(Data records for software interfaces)
--- START ---

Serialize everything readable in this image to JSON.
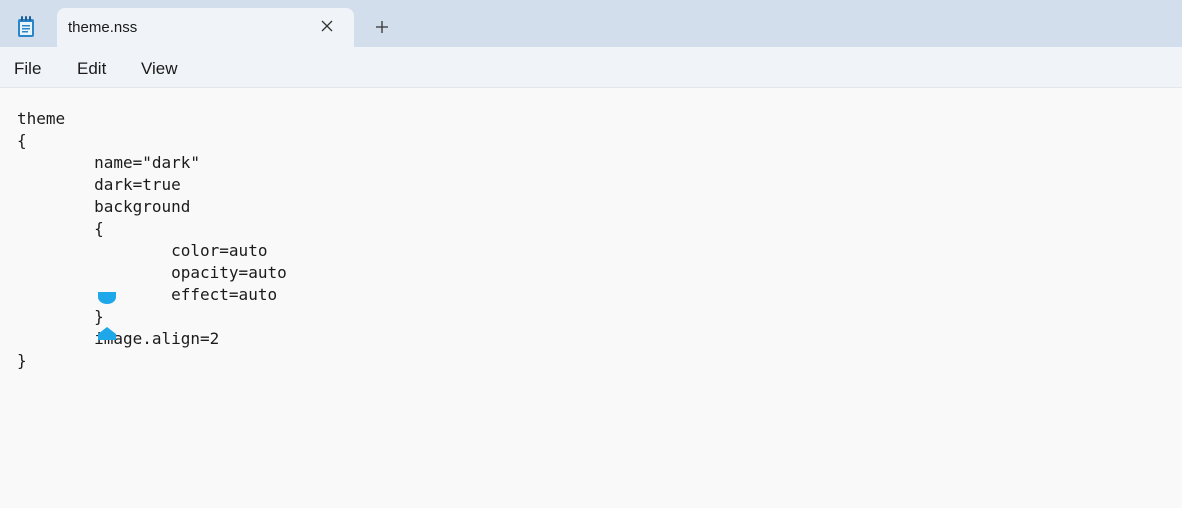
{
  "window": {
    "tab_title": "theme.nss",
    "app_icon": "notepad-icon",
    "close_icon": "close-icon",
    "new_tab_icon": "plus-icon"
  },
  "menu": {
    "file": "File",
    "edit": "Edit",
    "view": "View"
  },
  "editor": {
    "lines": [
      "theme",
      "{",
      "\tname=\"dark\"",
      "\tdark=true",
      "\tbackground",
      "\t{",
      "\t\tcolor=auto",
      "\t\topacity=auto",
      "\t\teffect=auto",
      "\t}",
      "\timage.align=2",
      "}"
    ]
  },
  "colors": {
    "titlebar": "#d3deec",
    "tab": "#f0f4f9",
    "editor_bg": "#f9f9f9",
    "selection_handle": "#1ea7e9"
  }
}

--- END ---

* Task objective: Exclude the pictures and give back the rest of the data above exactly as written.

* Task output:
Serialize everything readable in this image to JSON.
{
  "window": {
    "tab_title": "theme.nss",
    "app_icon": "notepad-icon",
    "close_icon": "close-icon",
    "new_tab_icon": "plus-icon"
  },
  "menu": {
    "file": "File",
    "edit": "Edit",
    "view": "View"
  },
  "editor": {
    "lines": [
      "theme",
      "{",
      "\tname=\"dark\"",
      "\tdark=true",
      "\tbackground",
      "\t{",
      "\t\tcolor=auto",
      "\t\topacity=auto",
      "\t\teffect=auto",
      "\t}",
      "\timage.align=2",
      "}"
    ]
  },
  "colors": {
    "titlebar": "#d3deec",
    "tab": "#f0f4f9",
    "editor_bg": "#f9f9f9",
    "selection_handle": "#1ea7e9"
  }
}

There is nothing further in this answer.